The Amon Carter will display a work by Fort Worth artist Sedrick Huckaby (b. 1975). His 18-by-14-foot oil painting Hidden in Plain Site (2011) will be on view in the museum’s atrium through February 2, 2014.
John Albok (1894–1982) was a tailor by profession and an artist by passion. He emigrated from his native Hungary to New York City in 1921 and immediately became an American citizen. By day, he made fine dresses and suits from his Upper East Side tailor shop. In his free time he photographed the activities of his neighborhood and other areas of the city. He printed his images in a small darkroom in the back and proudly hung them around the shop.
Through seventy-five key works, Color! tells the fascinating tale of photographers' halting acceptance of color, revealing the diverse vibrancy informing their efforts to shape a creative language for its use, and explaining how the art world’s acceptance of color photography over recent years has transformed the medium into today’s dominant art form.
In commemoration of the 50th anniversary of the assassination of President John F. Kennedy, the Amon Carter will exhibit the works of art installed in the president’s suite at the Hotel Texas during his fateful trip in 1963.
This exhibition commemorates the 100th anniversary of the death of José Guadalupe Posada (1852–1913), one of the key figures in the development of modern Mexican printmaking. Born of humble origins in the city of Aguascalientes, Posada died a well-known man in Mexico City.
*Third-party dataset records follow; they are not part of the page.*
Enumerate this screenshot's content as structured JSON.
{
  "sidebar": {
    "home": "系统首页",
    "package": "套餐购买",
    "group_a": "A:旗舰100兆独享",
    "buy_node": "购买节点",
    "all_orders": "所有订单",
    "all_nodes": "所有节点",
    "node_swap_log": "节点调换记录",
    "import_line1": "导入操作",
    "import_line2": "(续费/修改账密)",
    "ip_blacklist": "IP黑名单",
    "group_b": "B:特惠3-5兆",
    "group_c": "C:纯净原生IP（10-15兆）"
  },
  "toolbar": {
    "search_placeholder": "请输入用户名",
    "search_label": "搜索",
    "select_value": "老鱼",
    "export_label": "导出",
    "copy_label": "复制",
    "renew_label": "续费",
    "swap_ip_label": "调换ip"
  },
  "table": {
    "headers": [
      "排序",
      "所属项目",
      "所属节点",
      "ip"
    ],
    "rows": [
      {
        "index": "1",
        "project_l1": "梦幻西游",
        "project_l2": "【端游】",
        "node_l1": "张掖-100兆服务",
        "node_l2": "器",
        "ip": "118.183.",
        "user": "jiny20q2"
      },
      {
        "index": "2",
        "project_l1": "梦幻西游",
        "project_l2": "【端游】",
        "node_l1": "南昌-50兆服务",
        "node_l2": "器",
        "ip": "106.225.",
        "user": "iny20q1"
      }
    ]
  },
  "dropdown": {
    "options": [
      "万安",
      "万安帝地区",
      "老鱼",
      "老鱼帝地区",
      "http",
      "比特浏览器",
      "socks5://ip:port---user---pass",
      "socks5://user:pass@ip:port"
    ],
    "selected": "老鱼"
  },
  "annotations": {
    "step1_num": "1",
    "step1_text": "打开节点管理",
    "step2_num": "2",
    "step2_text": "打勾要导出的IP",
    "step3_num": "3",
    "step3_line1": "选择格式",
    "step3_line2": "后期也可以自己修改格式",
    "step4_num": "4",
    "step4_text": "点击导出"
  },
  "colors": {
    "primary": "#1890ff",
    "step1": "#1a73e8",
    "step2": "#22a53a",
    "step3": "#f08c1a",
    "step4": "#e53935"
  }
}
As a freelance artist, he completed an estimated 15,000 different ephemeral prints for the penny press that documented just about every facet of Mexican life.